          Pink would say that the heart is "deeper" than the will and inclines the will either towards good or towards evil. In this line of thinking, the regenerate spirit would be inclined towards good while the unregenerate heart would be inclined towards evil. I believe this line of thinking would also include the understanding that the Spirit of God, who indwells and makes alive a man's spirit, would be acting in and through a man, prompting his will towards righteous works.

          A good number of your questions and comments were based on a slightly different assumption that what I've discussed above, so I will pause for the moment to see if you have other thoughts.
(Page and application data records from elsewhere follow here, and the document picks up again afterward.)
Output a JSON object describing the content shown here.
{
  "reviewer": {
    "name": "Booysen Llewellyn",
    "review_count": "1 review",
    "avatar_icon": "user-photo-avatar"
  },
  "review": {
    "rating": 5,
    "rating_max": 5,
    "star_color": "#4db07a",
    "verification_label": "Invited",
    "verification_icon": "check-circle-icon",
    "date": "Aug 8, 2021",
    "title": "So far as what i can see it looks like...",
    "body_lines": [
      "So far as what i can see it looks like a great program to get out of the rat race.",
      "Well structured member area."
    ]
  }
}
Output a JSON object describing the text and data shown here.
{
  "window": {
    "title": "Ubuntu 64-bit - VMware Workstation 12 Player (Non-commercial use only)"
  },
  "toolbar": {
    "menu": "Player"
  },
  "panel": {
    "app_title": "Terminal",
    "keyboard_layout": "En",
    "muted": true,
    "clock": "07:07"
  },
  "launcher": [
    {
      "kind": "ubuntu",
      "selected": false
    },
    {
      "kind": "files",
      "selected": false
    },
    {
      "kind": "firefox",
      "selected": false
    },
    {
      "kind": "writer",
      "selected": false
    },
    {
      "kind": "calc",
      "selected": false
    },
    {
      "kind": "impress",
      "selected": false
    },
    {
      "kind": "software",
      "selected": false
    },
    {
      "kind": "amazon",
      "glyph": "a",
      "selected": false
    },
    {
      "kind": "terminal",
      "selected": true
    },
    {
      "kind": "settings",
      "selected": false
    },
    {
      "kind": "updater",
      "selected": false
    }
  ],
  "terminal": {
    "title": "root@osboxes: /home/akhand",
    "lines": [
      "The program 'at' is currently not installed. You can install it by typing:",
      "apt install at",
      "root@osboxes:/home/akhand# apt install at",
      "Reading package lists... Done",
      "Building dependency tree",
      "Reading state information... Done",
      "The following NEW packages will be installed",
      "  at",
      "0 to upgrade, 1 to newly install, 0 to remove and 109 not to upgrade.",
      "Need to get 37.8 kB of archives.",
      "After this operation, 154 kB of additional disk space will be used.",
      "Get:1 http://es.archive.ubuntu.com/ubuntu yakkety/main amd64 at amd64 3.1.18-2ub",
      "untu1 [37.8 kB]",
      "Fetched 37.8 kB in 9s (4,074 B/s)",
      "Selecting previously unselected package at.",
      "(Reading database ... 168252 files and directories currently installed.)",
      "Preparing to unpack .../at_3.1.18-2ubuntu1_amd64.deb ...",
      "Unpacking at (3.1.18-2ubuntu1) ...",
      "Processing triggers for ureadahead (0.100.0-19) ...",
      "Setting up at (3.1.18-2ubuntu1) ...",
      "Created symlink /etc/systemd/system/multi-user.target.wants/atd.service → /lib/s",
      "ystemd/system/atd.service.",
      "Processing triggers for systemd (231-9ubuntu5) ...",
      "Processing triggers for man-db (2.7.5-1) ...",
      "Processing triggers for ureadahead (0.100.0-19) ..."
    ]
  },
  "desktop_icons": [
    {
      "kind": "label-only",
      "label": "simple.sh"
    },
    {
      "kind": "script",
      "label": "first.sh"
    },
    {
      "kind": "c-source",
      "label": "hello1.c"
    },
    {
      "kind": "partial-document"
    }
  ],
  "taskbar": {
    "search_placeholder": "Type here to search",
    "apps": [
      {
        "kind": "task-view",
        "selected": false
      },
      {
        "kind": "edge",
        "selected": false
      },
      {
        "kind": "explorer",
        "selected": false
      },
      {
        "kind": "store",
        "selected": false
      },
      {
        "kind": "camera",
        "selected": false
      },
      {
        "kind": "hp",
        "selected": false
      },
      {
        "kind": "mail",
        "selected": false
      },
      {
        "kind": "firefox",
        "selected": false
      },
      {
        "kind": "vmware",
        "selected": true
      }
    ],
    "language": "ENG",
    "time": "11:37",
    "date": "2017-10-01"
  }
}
Thanks again for your probing questions–I appreciate it.

          • Wilberforce

            "[T]he regenerate spirit would be inclined towards good while the unregenerate heart would be inclined towards evil." Taking this statement and based on what you are saying above, it is therefore possible to choose good when unregenerate, am I correct? The word "inclined" means having a preference, disposition, or tendancy, but is not compulsive, i.e. "I am inclined towards eating too much dessert" does not mean I have no choice in eating too much dessert, just that I prefer to and likely choose to eat it often. This does not sound to me like will is restricted here, just that it is non-compulsively influenced.

            "Here I am making a distinction between our immortal spirit, the part of us that is dean in sin before we are justified…" If our spirit is dead, then it is not alive if it goes to hell? Would this mean after physical death, God revives all spirits only to send them to hell in judgement? What would be your Scriptural support for this?

            Thank you very much for your dialogue

  • http://intensedebate.com/people/Chris_Tomlinson Chris_Tomlinson

    Wilberforce,

    Thanks again for your well-reasoned thoughts and questions. In speaking of "inclination," you've brought up a good question–is an unregenerate heart compelled towards evil, or is it inclined towards evil. I'm not sure I've fully resolved this in my own mind, though Romans 3:10-12 is a passage that suggests the former. It says:

    "None is righteous, no, not one; no one understands; no one seeks for God. All have turned aside; together they have become worthless; no one does good, not even one."

    This passage is in the context of all being under sin and is later contrasted with the righteousness of God that comes through grace. Could you contend that these verses are more general in nature–that common grace may produce some good, even in an unregenerate heart? I'm not sure, although I do think it's clear that the unregenerate spirit cannot produce good in terms of righteousness or seeking after God. At a minimum, the unregenerate spirit is compelled towards evil in that sense.

    As for being spiritually dead, this is contrasted with being spiritual alive–or born again–or brought into the light. In Ephesians 2:1-2, 4-5, Paul writes:

    "And you were dead in the trespasses and since in which you once walked, following the course of this world…but God, being rich in mercy, because of the great love with which he loved us, even while we were dead in our trespasses, made us alive together with Christ–by grace you have been saved."

    We could say that being spiritually dead is not being made alive together with Christ–that we do not share in the new life He brings. We could also say spiritual death is separation from God. It may be helpful to say that spiritual death does not mean spiritual non-existence, nor does it mean a lack of consciousness (for the Ephesians were "walking" and "following," though they were dead in sin.

    Please continue to probe and question as the thoughts arise!